AIIMS is the Australasian Inter-service Incident Management System. The nationally recognized incident management structure in Australia, AIIMS has wide command, control, and coordination applicability in fire, land management, and other emergency situations, as well as for non-emergency incidents.
AIIMS has been around for a few decades now, and it’s not too difficult to understand its popularity. For one, the structure lets multiple agencies integrate their assets and resources within a common framework, accessible to all entities involved in a given incident. That’s a godsend, especially when you usually have multiple agencies responding to the same incident with completely different systems, structures, plans, processes, and never the twain shall meet.
Besides standardization, the core values AIIMS promotes are all highly beneficial in the incident management context. Those principles include management by objectives, span of control, flexibility, unity of command, and functional management.
Management by objectives means that the Incident Control team determines incident outcomes for the purpose of ensuring that all responders understand the direction taken during the response. Span of control refers to the number of groups and people that can be supervise by one person. AIIMS’ flexibility is a function of the fact that its structures can be applied to all hazards and potentially used by all agencies. Dovetailing with span of control, unity of command indicates that responders should report to only one supervisor and that they should achieve one set of common objectives. Finally, via the principle of functional management, AIIMS lays out four, broad functional areas: Control, Planning, Operations, and Logistics.
This organizational structure is actually pivotal for the success of AIIMS as a framework, and the success of that framework in the field. Functional management is functional in every sense of the word: the AIMS-outlined Incident Management team (IMT) is designed intentionally to give full representation to all management and information functions that could be relevant in the incident response scenario.
Let’s lay out some of the key roles in this structure, noting that the composition of your IMT depends on the incident to which you’re responding:
The Incident Controller heads the mission. They have overall responsibility for the management of all activities and personnel deployed. They establish systems and procedures for the safety, health, and welfare of all response personnel. And they manage the relationship with agencies and people affected, or likely to be affected, by the incident.

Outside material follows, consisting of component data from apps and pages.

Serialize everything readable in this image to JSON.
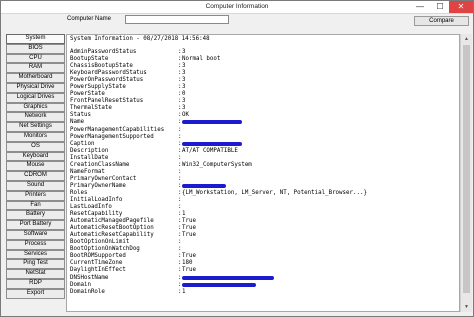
{
  "window": {
    "title": "Computer Information",
    "minimize": "—",
    "maximize": "☐",
    "close": "✕"
  },
  "toolbar": {
    "computer_name_label": "Computer Name",
    "computer_name_value": "",
    "compare_label": "Compare"
  },
  "sidebar": {
    "items": [
      {
        "label": "System",
        "active": true
      },
      {
        "label": "BIOS"
      },
      {
        "label": "CPU"
      },
      {
        "label": "RAM"
      },
      {
        "label": "Motherboard"
      },
      {
        "label": "Physical Drive"
      },
      {
        "label": "Logical Drives"
      },
      {
        "label": "Graphics"
      },
      {
        "label": "Network"
      },
      {
        "label": "Net Settings"
      },
      {
        "label": "Monitors"
      },
      {
        "label": "OS"
      },
      {
        "label": "Keyboard"
      },
      {
        "label": "Mouse"
      },
      {
        "label": "CDROM"
      },
      {
        "label": "Sound"
      },
      {
        "label": "Printers"
      },
      {
        "label": "Fan"
      },
      {
        "label": "Battery"
      },
      {
        "label": "Port Battery"
      },
      {
        "label": "Software"
      },
      {
        "label": "Process"
      },
      {
        "label": "Services"
      },
      {
        "label": "Ping Test"
      },
      {
        "label": "NetStat"
      },
      {
        "label": "RDP"
      },
      {
        "label": "Export"
      }
    ]
  },
  "info": {
    "header": "System Information - 08/27/2018 14:56:48",
    "rows": [
      {
        "key": "AdminPasswordStatus",
        "value": "3"
      },
      {
        "key": "BootupState",
        "value": "Normal boot"
      },
      {
        "key": "ChassisBootupState",
        "value": "3"
      },
      {
        "key": "KeyboardPasswordStatus",
        "value": "3"
      },
      {
        "key": "PowerOnPasswordStatus",
        "value": "3"
      },
      {
        "key": "PowerSupplyState",
        "value": "3"
      },
      {
        "key": "PowerState",
        "value": "0"
      },
      {
        "key": "FrontPanelResetStatus",
        "value": "3"
      },
      {
        "key": "ThermalState",
        "value": "3"
      },
      {
        "key": "Status",
        "value": "OK"
      },
      {
        "key": "Name",
        "value": "",
        "redacted": true
      },
      {
        "key": "PowerManagementCapabilities",
        "value": ""
      },
      {
        "key": "PowerManagementSupported",
        "value": ""
      },
      {
        "key": "Caption",
        "value": "",
        "redacted": true
      },
      {
        "key": "Description",
        "value": "AT/AT COMPATIBLE"
      },
      {
        "key": "InstallDate",
        "value": ""
      },
      {
        "key": "CreationClassName",
        "value": "Win32_ComputerSystem"
      },
      {
        "key": "NameFormat",
        "value": ""
      },
      {
        "key": "PrimaryOwnerContact",
        "value": ""
      },
      {
        "key": "PrimaryOwnerName",
        "value": "",
        "redacted": true
      },
      {
        "key": "Roles",
        "value": "{LM_Workstation, LM_Server, NT, Potential_Browser...}"
      },
      {
        "key": "InitialLoadInfo",
        "value": ""
      },
      {
        "key": "LastLoadInfo",
        "value": ""
      },
      {
        "key": "ResetCapability",
        "value": "1"
      },
      {
        "key": "AutomaticManagedPagefile",
        "value": "True"
      },
      {
        "key": "AutomaticResetBootOption",
        "value": "True"
      },
      {
        "key": "AutomaticResetCapability",
        "value": "True"
      },
      {
        "key": "BootOptionOnLimit",
        "value": ""
      },
      {
        "key": "BootOptionOnWatchDog",
        "value": ""
      },
      {
        "key": "BootROMSupported",
        "value": "True"
      },
      {
        "key": "CurrentTimeZone",
        "value": "180"
      },
      {
        "key": "DaylightInEffect",
        "value": "True"
      },
      {
        "key": "DNSHostName",
        "value": "",
        "redacted": true
      },
      {
        "key": "Domain",
        "value": "",
        "redacted": true
      },
      {
        "key": "DomainRole",
        "value": "1"
      }
    ]
  },
  "colors": {
    "redaction": "#1c1ccf",
    "close_button": "#e04343"
  }
}
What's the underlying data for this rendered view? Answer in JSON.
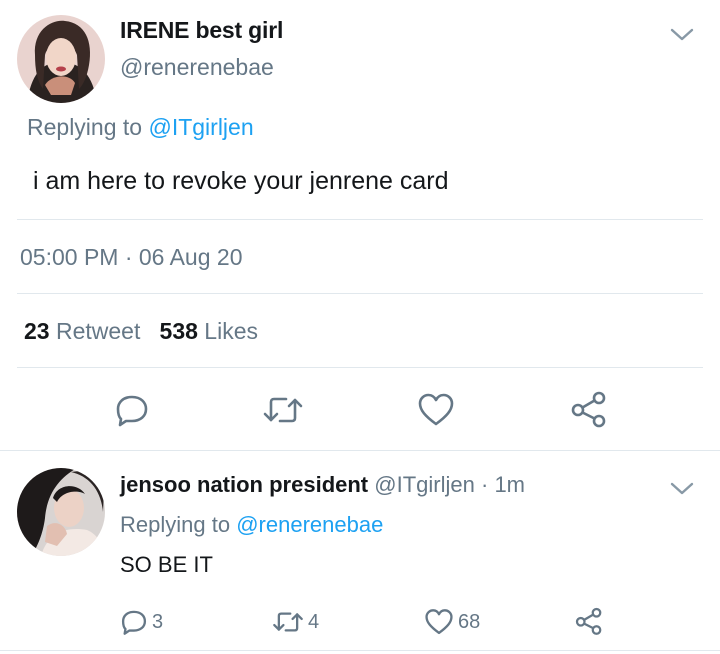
{
  "main_tweet": {
    "display_name": "IRENE best girl",
    "handle": "@renerenebae",
    "replying_prefix": "Replying to",
    "replying_to": "@ITgirljen",
    "text": "i am here to revoke your jenrene card",
    "timestamp": "05:00 PM · 06 Aug 20",
    "retweet_count": "23",
    "retweet_label": "Retweet",
    "like_count": "538",
    "like_label": "Likes",
    "icons": {
      "reply": "reply-icon",
      "retweet": "retweet-icon",
      "like": "heart-icon",
      "share": "share-icon",
      "menu": "chevron-down-icon"
    }
  },
  "reply_tweet": {
    "display_name": "jensoo nation president",
    "handle": "@ITgirljen",
    "separator": "·",
    "time_ago": "1m",
    "replying_prefix": "Replying to",
    "replying_to": "@renerenebae",
    "text": "SO BE IT",
    "reply_count": "3",
    "retweet_count": "4",
    "like_count": "68"
  },
  "colors": {
    "text": "#14171a",
    "secondary": "#657786",
    "link": "#1da1f2",
    "divider": "#e1e8ed"
  }
}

The Planning Officer heads up the Planning Section. Their role consists of evaluating and analyzing intelligence on the incident, preparing options analysis, and developing incident objectives and strategies. They also prepare and distribute the Incident Action Plan, whose implementation they monitor and review. The Communications Plan is within their purview as well, as that plan is part of the larger Incident Action Plan. Finally, they collect and maintain information on resources allocated.
Meanwhile, the Intelligence Officer collects information on the current and forecast incident situation. They analyze and process that information into timely, accurate, and relevant intelligence. And then they organize and display that intelligence in the form of a Common Operating Picture.
In this structure, the Public Information Officer disseminates information, advice, and safety messages to the public. They’re on tap to provide timely and relevant information, including safety messages to those who may be impacted by the incident. They liaise with the Incident Controller, whom they have to consult before releasing media announcements.
The Operations Officer heads up the Operations Section, which is tasked with implementing strategies to resolve the incident. The Operations Officer, specifically, is responsible for managing, supporting, and providing advice and direction to sector commanders.
The Logistics Officer provides support for control of the incident through the organization and provision of human and physical resources, facilities, services, and materials. The Officer provides support and control for the demobilization of equipment and services.
Finally, the Finance Officer has to account for expenditure during the incident and manage insurance and compensation issues during the incident. This can include collecting and recording cost data; cost estimation and recovery for the incident.
AIIMS provides a slew of responsibilities to go with each of those roles. To learn more about those responsibility and AIIMS more broadly, download our guide to understanding AIIMS.